This is a great ice-breaker / pre-test activity when introducing research. 

Time: 20 minutes

On the 4 whiteboards are questions.  Each row is a group.  Assign a group to a whiteboard.  The possible questions:

  1. What is a database?  What is IN a database?  Give an example of one in real life.
  2. Describe the differences between a database and a search engine?  Give an example of each.
  3. You need to find 5 sources for your library research assignment.  What is an example of a source? 
  4. How can you tell if a website is trustworthy?
  5. What are some ways you choose a source for your paper/speech?
  6. What kinds of things might you find in a library catalog? 
  7. For the library research assignment, you are required to have a topic.  Write down your topic using one or two words or phrases.

Each row/group gets a different colored marker.  They start at the board and have 2 minutes to brainstorm their question and write responses.  After two minutes, they move to the next board (bringing their markers).  They can write additional responses to the prompt, or agree with the previous group(s) by adding a checkmark, OR disagree by adding a question mark next to a statement.  The colors show which groups question other groups in order to generate discussion.

Groups arrive back at their original station.  They have a minute or two to summarize what’s on the board and present to the rest of class.  Discussion ensues with “challenging” statements between groups.  Librarian facilitates.

Assessment would be a post-test, based on the original pre-test questions:

  1. What is a database?  What is IN a database?  Give an example of one in real life.
  2. Describe the differences between a database and a search engine?  Give an example of each.
  3. You need to find 5 sources for your library research assignment.  What is an example of a source? 
  4. How can you tell if a website is trustworthy?

Christy 2015: I have used this activity in ENG 111 and it works. 

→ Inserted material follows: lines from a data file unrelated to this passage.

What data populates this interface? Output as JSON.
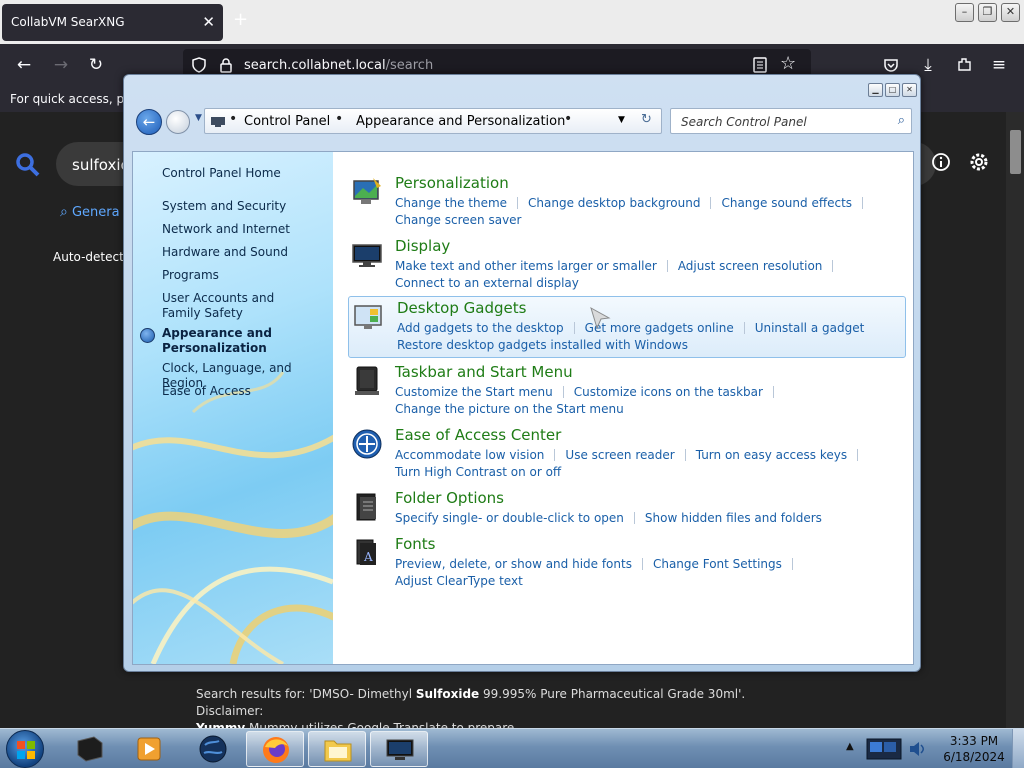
{
  "browser": {
    "tab_title": "CollabVM SearXNG",
    "tab_close": "✕",
    "new_tab": "+",
    "url_domain": "search.collabnet.local",
    "url_path": "/search",
    "bookmarks_text": "For quick access, plac",
    "search_query": "sulfoxic",
    "tab_general": "Genera",
    "autodetect": "Auto-detect",
    "snippet_prefix": "Search results for: 'DMSO- Dimethyl ",
    "snippet_bold1": "Sulfoxide",
    "snippet_mid": " 99.995% Pure Pharmaceutical Grade 30ml'. Disclaimer:",
    "snippet_bold2": "Yummy",
    "snippet_end": " Mummy utilizes Google Translate to prepare ..."
  },
  "control_panel": {
    "breadcrumb": [
      "Control Panel",
      "Appearance and Personalization"
    ],
    "search_placeholder": "Search Control Panel",
    "nav": {
      "home": "Control Panel Home",
      "items": [
        "System and Security",
        "Network and Internet",
        "Hardware and Sound",
        "Programs",
        "User Accounts and Family Safety",
        "Appearance and Personalization",
        "Clock, Language, and Region",
        "Ease of Access"
      ],
      "current_index": 5
    },
    "categories": [
      {
        "title": "Personalization",
        "icon": "personalization-icon",
        "links": [
          "Change the theme",
          "Change desktop background",
          "Change sound effects",
          "Change screen saver"
        ]
      },
      {
        "title": "Display",
        "icon": "display-icon",
        "links": [
          "Make text and other items larger or smaller",
          "Adjust screen resolution",
          "Connect to an external display"
        ]
      },
      {
        "title": "Desktop Gadgets",
        "icon": "desktop-gadgets-icon",
        "links": [
          "Add gadgets to the desktop",
          "Get more gadgets online",
          "Uninstall a gadget",
          "Restore desktop gadgets installed with Windows"
        ]
      },
      {
        "title": "Taskbar and Start Menu",
        "icon": "taskbar-icon",
        "links": [
          "Customize the Start menu",
          "Customize icons on the taskbar",
          "Change the picture on the Start menu"
        ]
      },
      {
        "title": "Ease of Access Center",
        "icon": "ease-of-access-icon",
        "links": [
          "Accommodate low vision",
          "Use screen reader",
          "Turn on easy access keys",
          "Turn High Contrast on or off"
        ]
      },
      {
        "title": "Folder Options",
        "icon": "folder-options-icon",
        "links": [
          "Specify single- or double-click to open",
          "Show hidden files and folders"
        ]
      },
      {
        "title": "Fonts",
        "icon": "fonts-icon",
        "links": [
          "Preview, delete, or show and hide fonts",
          "Change Font Settings",
          "Adjust ClearType text"
        ]
      }
    ]
  },
  "taskbar": {
    "time": "3:33 PM",
    "date": "6/18/2024",
    "items": [
      "terminal",
      "media-player",
      "globe",
      "firefox",
      "explorer",
      "control-panel"
    ]
  },
  "colors": {
    "link_blue": "#1a5fa8",
    "category_green": "#1f7c16",
    "browser_dark": "#1c1b22"
  }
}
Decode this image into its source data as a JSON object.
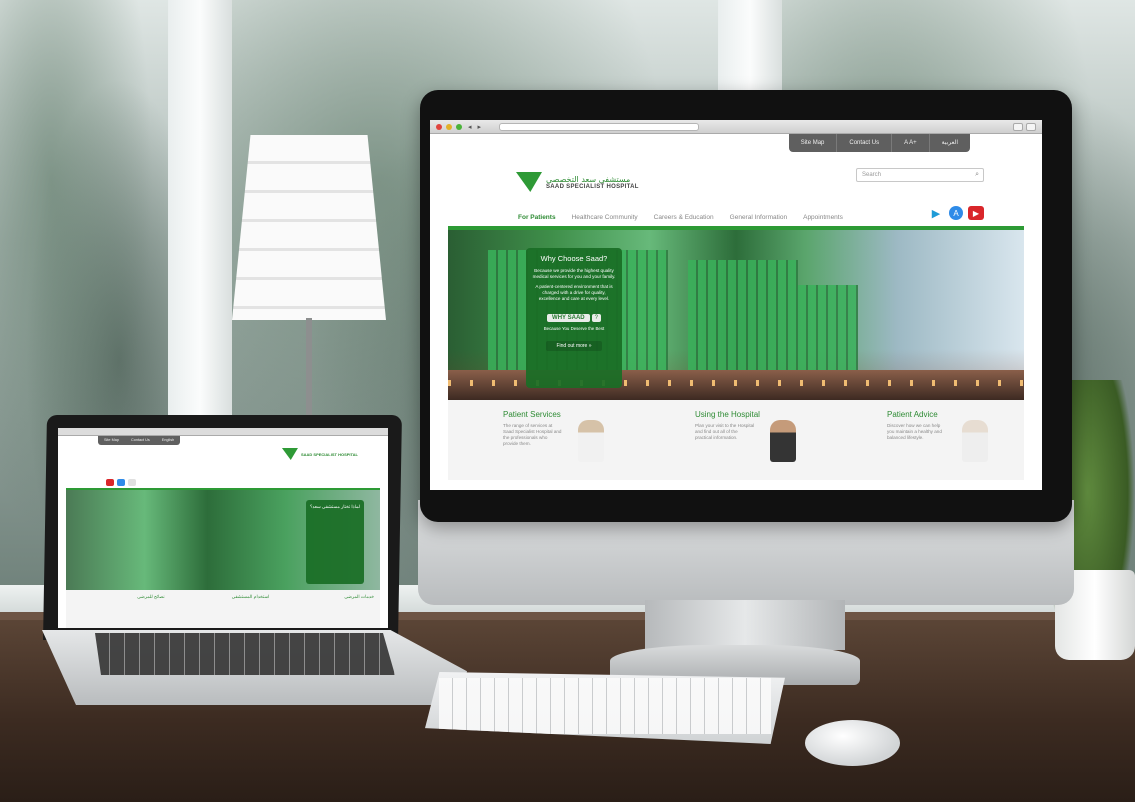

  • Students are engaged
  • Boisterous
  • Argumentative
  • Usually understand pretty well what a database is and what a website is if they have to explain it on their own, without having to prove something to the instructor.